That’s just a fond Romney memory now with a crowd dominated by red Make America Great Again hats, Trump buttons and shirts and lifesize cutouts of the 45th president, who last year hugged an American flag on stage at the event.

After Romney's impeachment vote, CPAC Chairman Matt Schlapp said the Utah senator was uninvited to its gathering. Schlapp later told former Fox News host Greta Van Susteren on her show “Full Court Press” that Romney shouldn't attend anyway.

This year, I would actually be afraid for his physical safety, people are so mad at him,” Schlapp said.

Some attendees bristled at that comment.

“We're not thugs,” said Bonnie Asbury of Pennsylvania who had voted for Romney in 2012 but isn't a fan now. “That's not what we're about.”

There were those who didn’t wish Romney well, though.

Gohmert, a leading Trump loyalist in Congress, was quick with a response when asked about Romney.

“I'd heard a rumor — and it was just a rumor — that the president called [Romney] over and said, 'Look, you know, you may not get elected to anything, but I can make you an ambassador.

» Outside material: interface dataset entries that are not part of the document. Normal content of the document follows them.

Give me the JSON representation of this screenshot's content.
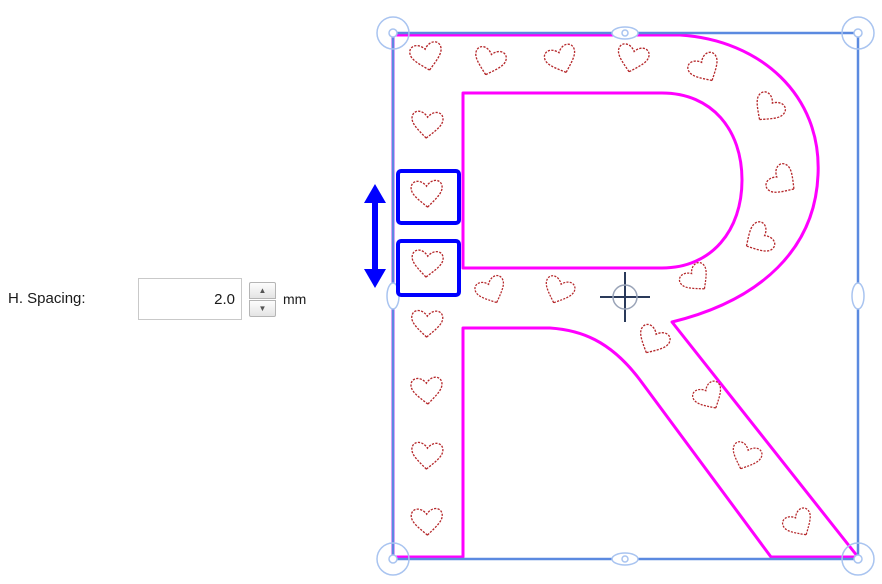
{
  "spacing": {
    "label": "H. Spacing:",
    "value": "2.0",
    "unit": "mm",
    "up_glyph": "▲",
    "down_glyph": "▼"
  },
  "canvas": {
    "letter": "R",
    "fill_motif": "heart-icon",
    "colors": {
      "outline": "#ff00ff",
      "stitch": "#b5282b",
      "selection": "#5b8ae0",
      "handle": "#a9c4f0",
      "highlight": "#0000ff",
      "crosshair": "#2a3a5a"
    }
  }
}
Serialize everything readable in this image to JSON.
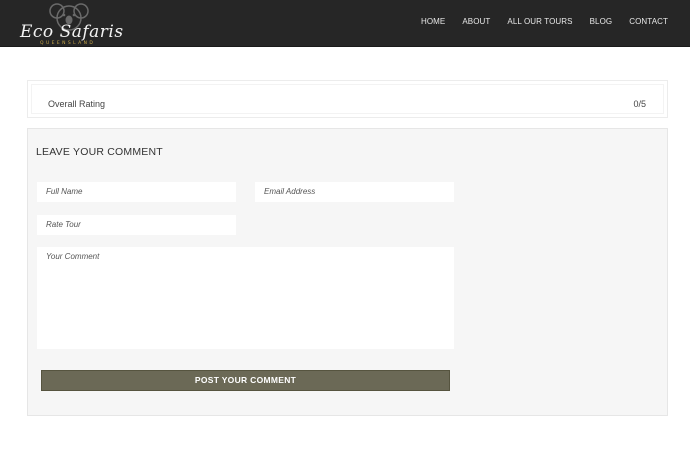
{
  "brand": {
    "name": "Eco Safaris",
    "tagline": "QUEENSLAND",
    "logo_icon": "koala-icon"
  },
  "nav": {
    "items": [
      {
        "label": "HOME"
      },
      {
        "label": "ABOUT"
      },
      {
        "label": "ALL OUR TOURS"
      },
      {
        "label": "BLOG"
      },
      {
        "label": "CONTACT"
      }
    ]
  },
  "rating": {
    "label": "Overall Rating",
    "value": "0/5"
  },
  "comment_form": {
    "title": "LEAVE YOUR COMMENT",
    "full_name_placeholder": "Full Name",
    "email_placeholder": "Email Address",
    "rate_placeholder": "Rate Tour",
    "comment_placeholder": "Your Comment",
    "submit_label": "POST YOUR COMMENT"
  },
  "colors": {
    "header_bg": "#262626",
    "button_bg": "#6b6956",
    "panel_bg": "#f6f6f6",
    "logo_accent": "#c9a84a"
  }
}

Go to the Hubei Province. You may know the capital, Wuhan.' But that was just a rumor. Look, the ambassadorship to Wuhan may have been offered, but who knows?”

Wuhan, China, is the center of the outbreak of the deadly coronavirus now spreading around the globe.

Even Superman wasn't super excited about Romney anymore.

“I don’t think [CPAC is] probably a friendly home for him at the moment, as I imagine the halls of Congress ... aren’t probably a very happy, friendly place for him right now,” said actor Dean Cain, who played the role of the superhero in the TV series “Lois & Clark: The New Adventures of Superman.”

Cain backed Romney in 2012, too, but now says he's lost his respect.

There were others who had more choice words about Romney.

“He’s a Republican in name only, a RINO,” said right-wing radio host Alex Jones. “And I’m proud of CPAC telling him not to come here.”

Kirk, who created Turning Point USA, which says its goal is to combat liberal bias at American higher education institutions, earned applause for castigating Romney during his speech at CPAC.

Romney “lied to every single person in this room that knocked on doors for him, that made phone calls for him, that donated his campaign, because we thought that he was going to be a crusader against the Marxist president that preceded Donald Trump,” Kirk said, referring to President Barack Obama. “And now he asks and he begs for the endorsement of Donald Trump for the Senate from Utah and then he goes and votes for that sham, unconstitutional impeachment.”

Kirk later said he wasn't satisfied with the crowd jeering Romney.

“They should have booed louder,” he said in an interview.

Romney’s office declined comment for this story.